▶ _WHAT TO WORK ON_:
Return, from the listing below, every line that includes "models".

-- -- --

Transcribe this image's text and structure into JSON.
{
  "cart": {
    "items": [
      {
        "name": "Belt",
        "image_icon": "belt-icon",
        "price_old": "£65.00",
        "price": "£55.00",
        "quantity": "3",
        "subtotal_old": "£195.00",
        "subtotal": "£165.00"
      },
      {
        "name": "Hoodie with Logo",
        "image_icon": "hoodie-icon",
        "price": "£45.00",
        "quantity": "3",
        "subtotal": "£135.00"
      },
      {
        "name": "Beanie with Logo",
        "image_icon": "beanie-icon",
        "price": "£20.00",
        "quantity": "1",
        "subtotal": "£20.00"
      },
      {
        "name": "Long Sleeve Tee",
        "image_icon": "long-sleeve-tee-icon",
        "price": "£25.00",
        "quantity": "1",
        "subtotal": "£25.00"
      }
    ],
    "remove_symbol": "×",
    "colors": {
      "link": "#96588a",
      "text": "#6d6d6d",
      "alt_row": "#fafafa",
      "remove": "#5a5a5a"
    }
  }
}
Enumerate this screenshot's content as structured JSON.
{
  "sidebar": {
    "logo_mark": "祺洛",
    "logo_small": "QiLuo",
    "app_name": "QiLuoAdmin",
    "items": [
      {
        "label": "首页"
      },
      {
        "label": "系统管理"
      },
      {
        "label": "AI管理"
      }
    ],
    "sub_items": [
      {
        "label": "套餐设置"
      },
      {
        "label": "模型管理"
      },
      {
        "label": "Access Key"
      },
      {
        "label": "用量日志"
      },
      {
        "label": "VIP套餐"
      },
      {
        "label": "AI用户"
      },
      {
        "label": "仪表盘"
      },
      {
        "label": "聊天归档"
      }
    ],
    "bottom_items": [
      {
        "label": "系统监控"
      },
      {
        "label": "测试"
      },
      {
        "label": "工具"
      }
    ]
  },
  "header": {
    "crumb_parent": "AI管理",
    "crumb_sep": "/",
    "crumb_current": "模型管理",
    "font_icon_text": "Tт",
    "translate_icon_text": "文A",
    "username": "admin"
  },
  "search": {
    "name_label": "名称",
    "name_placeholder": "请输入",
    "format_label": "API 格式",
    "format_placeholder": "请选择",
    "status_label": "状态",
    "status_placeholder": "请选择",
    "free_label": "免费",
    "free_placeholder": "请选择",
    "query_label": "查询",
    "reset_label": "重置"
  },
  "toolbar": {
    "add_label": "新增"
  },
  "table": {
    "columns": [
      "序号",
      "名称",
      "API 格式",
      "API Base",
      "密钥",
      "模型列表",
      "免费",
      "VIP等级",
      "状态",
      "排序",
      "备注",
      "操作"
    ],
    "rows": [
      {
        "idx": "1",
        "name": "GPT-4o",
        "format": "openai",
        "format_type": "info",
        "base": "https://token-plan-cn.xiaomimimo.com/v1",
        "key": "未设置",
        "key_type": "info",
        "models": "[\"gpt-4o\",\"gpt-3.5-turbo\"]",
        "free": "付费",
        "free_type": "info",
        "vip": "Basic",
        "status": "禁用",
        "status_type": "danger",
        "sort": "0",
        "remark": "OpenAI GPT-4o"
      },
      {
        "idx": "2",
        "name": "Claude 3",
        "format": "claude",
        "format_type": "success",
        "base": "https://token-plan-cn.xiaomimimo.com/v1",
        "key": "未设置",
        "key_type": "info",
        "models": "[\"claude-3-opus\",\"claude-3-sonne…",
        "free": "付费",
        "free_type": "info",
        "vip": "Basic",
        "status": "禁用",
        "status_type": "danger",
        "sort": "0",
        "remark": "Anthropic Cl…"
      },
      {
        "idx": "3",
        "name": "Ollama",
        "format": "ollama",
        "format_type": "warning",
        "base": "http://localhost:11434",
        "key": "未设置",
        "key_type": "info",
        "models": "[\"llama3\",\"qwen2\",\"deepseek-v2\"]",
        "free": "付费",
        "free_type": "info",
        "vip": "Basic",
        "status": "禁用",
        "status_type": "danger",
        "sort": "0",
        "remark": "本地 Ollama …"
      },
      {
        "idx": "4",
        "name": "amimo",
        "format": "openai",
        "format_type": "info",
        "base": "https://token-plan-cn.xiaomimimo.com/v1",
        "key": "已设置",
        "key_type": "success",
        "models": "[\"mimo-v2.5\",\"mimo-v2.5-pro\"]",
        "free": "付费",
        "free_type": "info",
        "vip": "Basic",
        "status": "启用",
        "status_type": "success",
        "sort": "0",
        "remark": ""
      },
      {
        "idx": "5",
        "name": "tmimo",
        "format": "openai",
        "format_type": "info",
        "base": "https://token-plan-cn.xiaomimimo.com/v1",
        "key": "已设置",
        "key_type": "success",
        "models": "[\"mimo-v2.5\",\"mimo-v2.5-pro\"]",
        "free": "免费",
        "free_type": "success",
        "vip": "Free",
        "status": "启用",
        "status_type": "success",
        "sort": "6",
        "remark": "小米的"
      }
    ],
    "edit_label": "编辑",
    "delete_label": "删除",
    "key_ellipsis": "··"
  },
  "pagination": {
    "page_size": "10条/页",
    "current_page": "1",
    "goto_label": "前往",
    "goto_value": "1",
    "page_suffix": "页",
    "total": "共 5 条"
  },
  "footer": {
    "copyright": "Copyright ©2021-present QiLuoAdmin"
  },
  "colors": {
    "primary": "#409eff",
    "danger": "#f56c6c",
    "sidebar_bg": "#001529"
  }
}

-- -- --

▶ _FINAL ANSWER_:
        "models": "[\"gpt-4o\",\"gpt-3.5-turbo\"]",
        "models": "[\"claude-3-opus\",\"claude-3-sonne…",
        "models": "[\"llama3\",\"qwen2\",\"deepseek-v2\"]",
        "models": "[\"mimo-v2.5\",\"mimo-v2.5-pro\"]",
        "models": "[\"mimo-v2.5\",\"mimo-v2.5-pro\"]",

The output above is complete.